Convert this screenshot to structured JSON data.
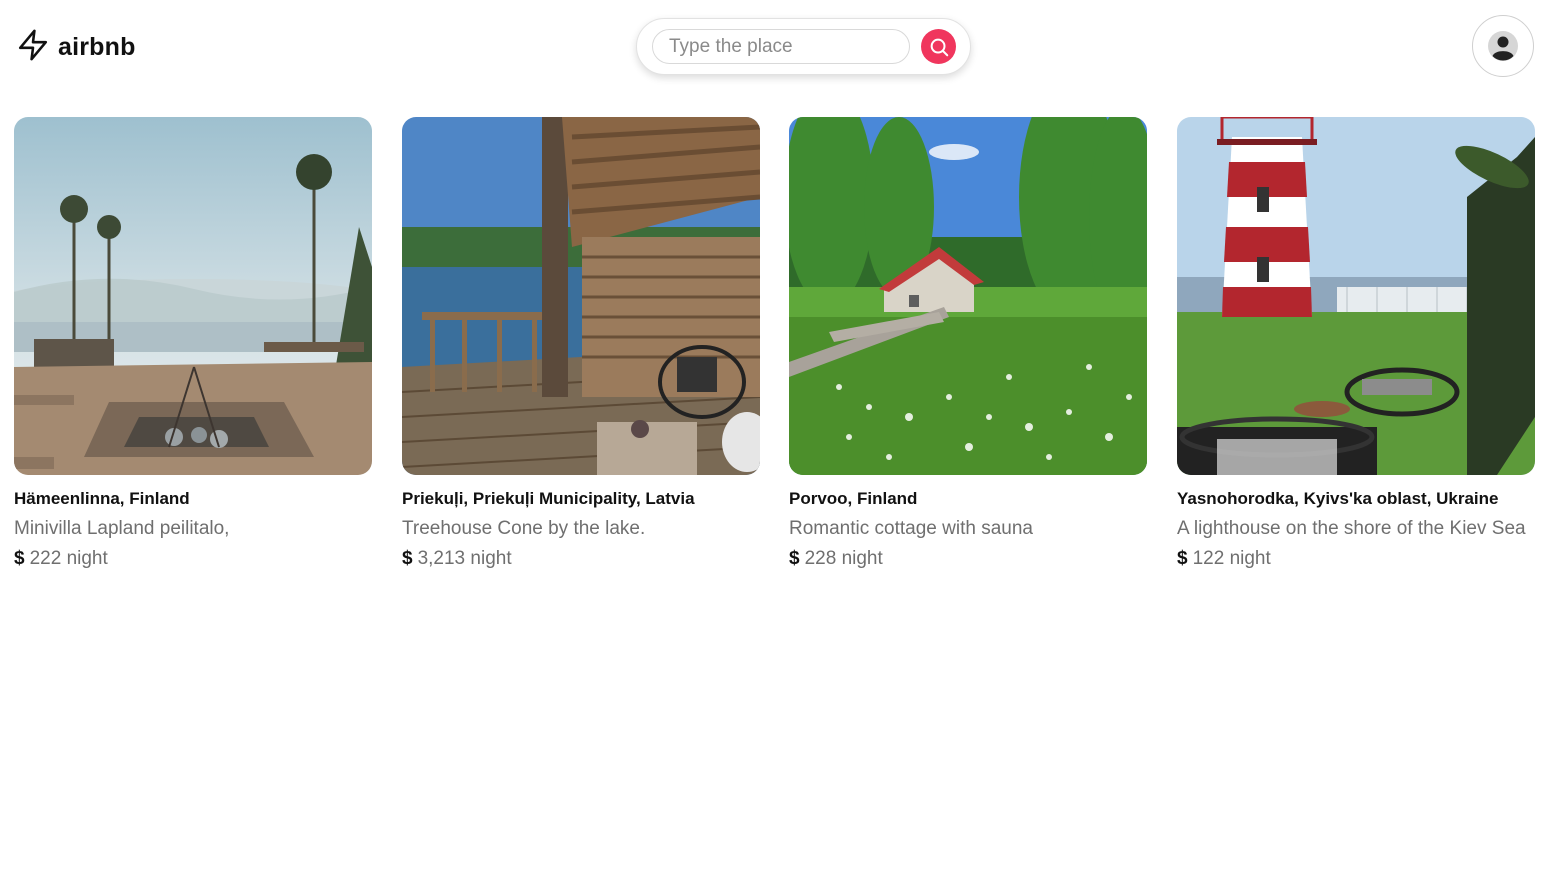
{
  "header": {
    "logo_text": "airbnb",
    "search": {
      "placeholder": "Type the place",
      "value": ""
    }
  },
  "listings": [
    {
      "location": "Hämeenlinna, Finland",
      "description": "Minivilla Lapland peilitalo,",
      "currency": "$",
      "price": "222",
      "unit": "night",
      "image": "lake-deck-firepit"
    },
    {
      "location": "Priekuļi, Priekuļi Municipality, Latvia",
      "description": "Treehouse Cone by the lake.",
      "currency": "$",
      "price": "3,213",
      "unit": "night",
      "image": "treehouse-terrace-lake"
    },
    {
      "location": "Porvoo, Finland",
      "description": "Romantic cottage with sauna",
      "currency": "$",
      "price": "228",
      "unit": "night",
      "image": "red-roof-cottage-meadow"
    },
    {
      "location": "Yasnohorodka, Kyivs'ka oblast, Ukraine",
      "description": "A lighthouse on the shore of the Kiev Sea",
      "currency": "$",
      "price": "122",
      "unit": "night",
      "image": "red-white-lighthouse"
    }
  ],
  "colors": {
    "accent": "#f0365d",
    "title_text": "#111111",
    "muted_text": "#6f6f6f"
  }
}
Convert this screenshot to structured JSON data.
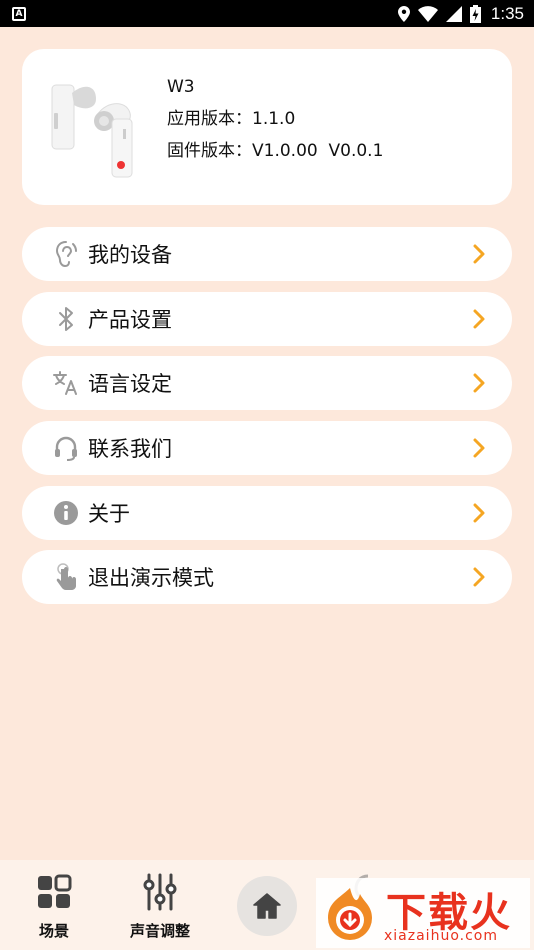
{
  "status_bar": {
    "time": "1:35",
    "app_icon": "A",
    "icons": [
      "location-icon",
      "wifi-icon",
      "signal-icon",
      "battery-charging-icon"
    ]
  },
  "device": {
    "name": "W3",
    "app_version_label": "应用版本：",
    "app_version": "1.1.0",
    "firmware_label": "固件版本：",
    "firmware_version": "V1.0.00  V0.0.1",
    "image_icon": "earbuds-image"
  },
  "menu": [
    {
      "label": "我的设备",
      "icon": "ear-icon"
    },
    {
      "label": "产品设置",
      "icon": "bluetooth-icon"
    },
    {
      "label": "语言设定",
      "icon": "translate-icon"
    },
    {
      "label": "联系我们",
      "icon": "headset-icon"
    },
    {
      "label": "关于",
      "icon": "info-icon"
    },
    {
      "label": "退出演示模式",
      "icon": "touch-icon"
    }
  ],
  "bottom_nav": {
    "items": [
      {
        "label": "场景",
        "icon": "grid-icon"
      },
      {
        "label": "声音调整",
        "icon": "sliders-icon"
      },
      {
        "label": "",
        "icon": "home-icon"
      }
    ]
  },
  "watermark": {
    "title": "下载火",
    "subtitle": "xiazaihuo.com"
  },
  "colors": {
    "background": "#fde8db",
    "card": "#ffffff",
    "accent": "#f5a623",
    "icon_gray": "#9a9a9a",
    "watermark_red": "#e8321e"
  }
}
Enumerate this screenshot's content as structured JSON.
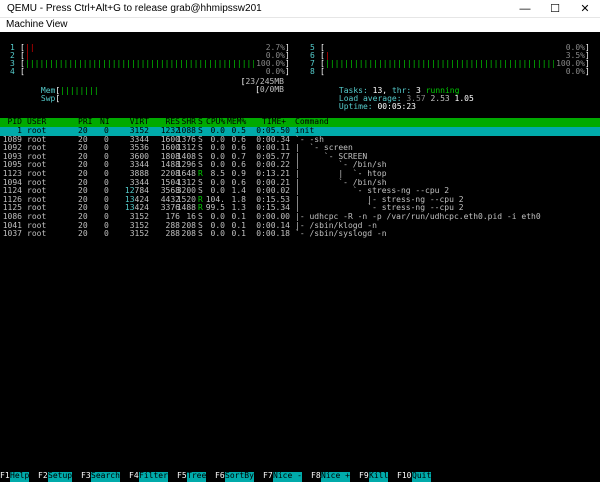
{
  "window": {
    "title": "QEMU - Press Ctrl+Alt+G to release grab@hhmipssw201",
    "minimize_icon": "minimize-icon",
    "maximize_icon": "maximize-icon",
    "close_icon": "close-icon"
  },
  "menu": {
    "items": [
      "Machine",
      "View"
    ]
  },
  "meters": {
    "cpus_left": [
      {
        "n": "1",
        "bar": "||",
        "pct": "2.7%"
      },
      {
        "n": "2",
        "bar": "|",
        "pct": "0.0%"
      },
      {
        "n": "3",
        "bar": "||||||||||||||||||||||||||||||||||||||||||||||||||||||||||||||||||||",
        "pct": "100.0%"
      },
      {
        "n": "4",
        "bar": "",
        "pct": "0.0%"
      }
    ],
    "cpus_right": [
      {
        "n": "5",
        "bar": "",
        "pct": "0.0%"
      },
      {
        "n": "6",
        "bar": "|",
        "pct": "3.5%"
      },
      {
        "n": "7",
        "bar": "||||||||||||||||||||||||||||||||||||||||||||||||||||||||||||",
        "pct": "100.0%"
      },
      {
        "n": "8",
        "bar": "",
        "pct": "0.0%"
      }
    ],
    "mem": {
      "label": "Mem",
      "bar": "||||||||",
      "value": "23/245MB"
    },
    "swp": {
      "label": "Swp",
      "bar": "",
      "value": "0/0MB"
    },
    "tasks_label": "Tasks:",
    "tasks": "13",
    "thr_label": "thr:",
    "thr": "3",
    "running": "running",
    "load_label": "Load average:",
    "load1": "3.57",
    "load5": "2.53",
    "load15": "1.05",
    "uptime_label": "Uptime:",
    "uptime": "00:05:23"
  },
  "table": {
    "columns": [
      "PID",
      "USER",
      "PRI",
      "NI",
      "VIRT",
      "RES",
      "SHR",
      "S",
      "CPU%",
      "MEM%",
      "TIME+",
      "Command"
    ],
    "rows": [
      {
        "pid": "1",
        "user": "root",
        "pri": "20",
        "ni": "0",
        "virt": "3152",
        "res": "1232",
        "shr": "1088",
        "s": "S",
        "cpu": "0.0",
        "mem": "0.5",
        "time": "0:05.50",
        "cmd": "init"
      },
      {
        "pid": "1089",
        "user": "root",
        "pri": "20",
        "ni": "0",
        "virt": "3344",
        "res": "1600",
        "shr": "1376",
        "s": "S",
        "cpu": "0.0",
        "mem": "0.6",
        "time": "0:00.34",
        "cmd": "`- -sh"
      },
      {
        "pid": "1092",
        "user": "root",
        "pri": "20",
        "ni": "0",
        "virt": "3536",
        "res": "1600",
        "shr": "1312",
        "s": "S",
        "cpu": "0.0",
        "mem": "0.6",
        "time": "0:00.11",
        "cmd": "|  `- screen"
      },
      {
        "pid": "1093",
        "user": "root",
        "pri": "20",
        "ni": "0",
        "virt": "3600",
        "res": "1808",
        "shr": "1408",
        "s": "S",
        "cpu": "0.0",
        "mem": "0.7",
        "time": "0:05.77",
        "cmd": "|     `- SCREEN"
      },
      {
        "pid": "1095",
        "user": "root",
        "pri": "20",
        "ni": "0",
        "virt": "3344",
        "res": "1488",
        "shr": "1296",
        "s": "S",
        "cpu": "0.0",
        "mem": "0.6",
        "time": "0:00.22",
        "cmd": "|        `- /bin/sh"
      },
      {
        "pid": "1123",
        "user": "root",
        "pri": "20",
        "ni": "0",
        "virt": "3888",
        "res": "2208",
        "shr": "1648",
        "s": "R",
        "cpu": "8.5",
        "mem": "0.9",
        "time": "0:13.21",
        "cmd": "|        |  `- htop"
      },
      {
        "pid": "1094",
        "user": "root",
        "pri": "20",
        "ni": "0",
        "virt": "3344",
        "res": "1504",
        "shr": "1312",
        "s": "S",
        "cpu": "0.0",
        "mem": "0.6",
        "time": "0:00.21",
        "cmd": "|        `- /bin/sh"
      },
      {
        "pid": "1124",
        "user": "root",
        "pri": "20",
        "ni": "0",
        "virt": "12784",
        "res": "3568",
        "shr": "3200",
        "s": "S",
        "cpu": "0.0",
        "mem": "1.4",
        "time": "0:00.02",
        "cmd": "|           `- stress-ng --cpu 2"
      },
      {
        "pid": "1126",
        "user": "root",
        "pri": "20",
        "ni": "0",
        "virt": "13424",
        "res": "4432",
        "shr": "1520",
        "s": "R",
        "cpu": "104.",
        "mem": "1.8",
        "time": "0:15.53",
        "cmd": "|              |- stress-ng --cpu 2"
      },
      {
        "pid": "1125",
        "user": "root",
        "pri": "20",
        "ni": "0",
        "virt": "13424",
        "res": "3376",
        "shr": "1488",
        "s": "R",
        "cpu": "99.5",
        "mem": "1.3",
        "time": "0:15.34",
        "cmd": "|              `- stress-ng --cpu 2"
      },
      {
        "pid": "1086",
        "user": "root",
        "pri": "20",
        "ni": "0",
        "virt": "3152",
        "res": "176",
        "shr": "16",
        "s": "S",
        "cpu": "0.0",
        "mem": "0.1",
        "time": "0:00.00",
        "cmd": "|- udhcpc -R -n -p /var/run/udhcpc.eth0.pid -i eth0"
      },
      {
        "pid": "1041",
        "user": "root",
        "pri": "20",
        "ni": "0",
        "virt": "3152",
        "res": "288",
        "shr": "208",
        "s": "S",
        "cpu": "0.0",
        "mem": "0.1",
        "time": "0:00.14",
        "cmd": "|- /sbin/klogd -n"
      },
      {
        "pid": "1037",
        "user": "root",
        "pri": "20",
        "ni": "0",
        "virt": "3152",
        "res": "288",
        "shr": "208",
        "s": "S",
        "cpu": "0.0",
        "mem": "0.1",
        "time": "0:00.18",
        "cmd": "`- /sbin/syslogd -n"
      }
    ]
  },
  "fkeys": [
    {
      "key": "F1",
      "label": "Help"
    },
    {
      "key": "F2",
      "label": "Setup"
    },
    {
      "key": "F3",
      "label": "Search"
    },
    {
      "key": "F4",
      "label": "Filter"
    },
    {
      "key": "F5",
      "label": "Tree"
    },
    {
      "key": "F6",
      "label": "SortBy"
    },
    {
      "key": "F7",
      "label": "Nice -"
    },
    {
      "key": "F8",
      "label": "Nice +"
    },
    {
      "key": "F9",
      "label": "Kill"
    },
    {
      "key": "F10",
      "label": "Quit"
    }
  ]
}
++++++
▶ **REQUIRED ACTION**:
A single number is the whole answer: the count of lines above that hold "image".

▶ **SOLVED EXERCISE**:
5